It’s Labor Day, the day when people around the world (or in whatever countries celebrate Labor Day) try to do the opposite of the day’s namesake by sitting on our asses for one last day before September kicks in. But some of us still have to toil away the holiday. Kids staring down the barrel of a new school year tomorrow will still sell you beef jerky and Fresca at your local gas station; waitresses will still fling coffee down your throat; writers embroiled in ridiculous projects will still pen a kilograph of something for your reading pleasure.

But today I’m going to make you, my audience, work. A few months ago I ran a quiz on Father’s Day – today’s quiz is on fictional birds. As always, the link at the end of each question will provide the answer, if your heart fails to do so.

1. Introduced in 1980 as the first female character to counteract the sausage-fest of McDonaldland (though I’m not totally clear if ‘sausage’ applies to whatever Grimace is hiding down there), her purpose was to bring attention to the breakfast items. She was clumsy, and a rotten flyer. The lady who provided her voice in the commercials also does the voice for Martin Prince on The Simpsons. Answer.
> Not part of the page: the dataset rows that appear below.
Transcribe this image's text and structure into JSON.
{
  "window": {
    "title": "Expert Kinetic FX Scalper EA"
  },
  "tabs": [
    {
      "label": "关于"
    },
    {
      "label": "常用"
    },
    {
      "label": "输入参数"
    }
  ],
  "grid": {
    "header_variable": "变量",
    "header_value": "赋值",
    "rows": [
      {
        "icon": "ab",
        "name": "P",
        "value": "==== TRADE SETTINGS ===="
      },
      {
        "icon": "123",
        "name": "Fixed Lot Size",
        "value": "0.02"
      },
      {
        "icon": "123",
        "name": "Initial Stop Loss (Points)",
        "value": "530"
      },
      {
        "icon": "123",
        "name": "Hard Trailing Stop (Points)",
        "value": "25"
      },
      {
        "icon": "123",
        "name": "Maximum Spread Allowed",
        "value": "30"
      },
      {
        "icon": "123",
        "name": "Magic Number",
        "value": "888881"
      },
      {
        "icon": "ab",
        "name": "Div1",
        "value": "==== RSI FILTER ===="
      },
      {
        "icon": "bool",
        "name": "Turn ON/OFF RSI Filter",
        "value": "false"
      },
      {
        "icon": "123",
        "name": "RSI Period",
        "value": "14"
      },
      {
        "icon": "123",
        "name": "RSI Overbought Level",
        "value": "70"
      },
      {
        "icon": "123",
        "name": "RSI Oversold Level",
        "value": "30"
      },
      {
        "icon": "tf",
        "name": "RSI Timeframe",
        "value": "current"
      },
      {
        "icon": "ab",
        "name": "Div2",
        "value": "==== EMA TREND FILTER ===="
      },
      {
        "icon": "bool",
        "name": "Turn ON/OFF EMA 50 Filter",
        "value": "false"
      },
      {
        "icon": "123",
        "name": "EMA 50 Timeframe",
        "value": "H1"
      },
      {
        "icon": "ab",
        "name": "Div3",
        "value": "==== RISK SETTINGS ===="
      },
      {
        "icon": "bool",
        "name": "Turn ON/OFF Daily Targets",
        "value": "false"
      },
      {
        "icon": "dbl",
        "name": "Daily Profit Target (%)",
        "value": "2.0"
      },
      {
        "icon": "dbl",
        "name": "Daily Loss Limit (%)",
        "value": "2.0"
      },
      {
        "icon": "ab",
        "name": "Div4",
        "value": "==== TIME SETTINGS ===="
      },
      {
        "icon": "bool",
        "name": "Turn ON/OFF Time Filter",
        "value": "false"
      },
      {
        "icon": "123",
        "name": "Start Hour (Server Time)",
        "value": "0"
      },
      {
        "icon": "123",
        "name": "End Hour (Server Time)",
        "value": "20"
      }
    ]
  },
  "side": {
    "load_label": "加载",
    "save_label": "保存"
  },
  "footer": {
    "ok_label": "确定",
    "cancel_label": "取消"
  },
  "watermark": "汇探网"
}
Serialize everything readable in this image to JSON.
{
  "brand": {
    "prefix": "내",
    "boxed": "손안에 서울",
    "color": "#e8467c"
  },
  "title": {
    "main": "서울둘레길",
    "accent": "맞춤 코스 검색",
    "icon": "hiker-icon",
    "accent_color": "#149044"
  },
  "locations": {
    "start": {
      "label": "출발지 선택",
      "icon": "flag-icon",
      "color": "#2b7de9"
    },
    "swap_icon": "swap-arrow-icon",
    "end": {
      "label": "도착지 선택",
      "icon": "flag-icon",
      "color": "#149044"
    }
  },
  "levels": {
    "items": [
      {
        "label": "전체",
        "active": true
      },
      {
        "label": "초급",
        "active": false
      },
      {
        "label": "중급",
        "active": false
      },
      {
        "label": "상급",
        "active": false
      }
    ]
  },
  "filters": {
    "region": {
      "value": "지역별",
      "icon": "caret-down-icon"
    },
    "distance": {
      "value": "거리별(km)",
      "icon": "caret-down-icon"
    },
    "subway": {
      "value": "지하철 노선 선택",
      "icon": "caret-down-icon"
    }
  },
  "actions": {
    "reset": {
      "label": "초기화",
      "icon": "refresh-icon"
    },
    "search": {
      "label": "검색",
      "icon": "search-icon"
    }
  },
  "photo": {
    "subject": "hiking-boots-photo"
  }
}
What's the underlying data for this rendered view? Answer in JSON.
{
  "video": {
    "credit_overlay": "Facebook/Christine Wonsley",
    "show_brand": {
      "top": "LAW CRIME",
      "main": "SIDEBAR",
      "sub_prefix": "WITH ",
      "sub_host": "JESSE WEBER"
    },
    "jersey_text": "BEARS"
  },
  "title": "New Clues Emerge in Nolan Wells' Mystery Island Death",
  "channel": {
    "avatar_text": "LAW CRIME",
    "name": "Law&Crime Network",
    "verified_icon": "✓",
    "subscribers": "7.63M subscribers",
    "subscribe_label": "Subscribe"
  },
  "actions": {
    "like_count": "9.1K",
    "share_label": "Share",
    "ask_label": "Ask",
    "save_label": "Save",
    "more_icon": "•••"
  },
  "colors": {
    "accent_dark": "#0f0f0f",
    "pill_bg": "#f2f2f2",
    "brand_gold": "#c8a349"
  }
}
2. Physically attracted to ‘svelte buoyant waterfowl’ and appearing more like a puffin than the penguin he claims to be, this star of the Sunday funnies married a sculptor, ran for vice-president, and played tuba in a heavy metal group called Deathtöngue. For anyone who grew up in the 80s reading the comics, this will probably be one of their favorites on this list. Answer. Read more…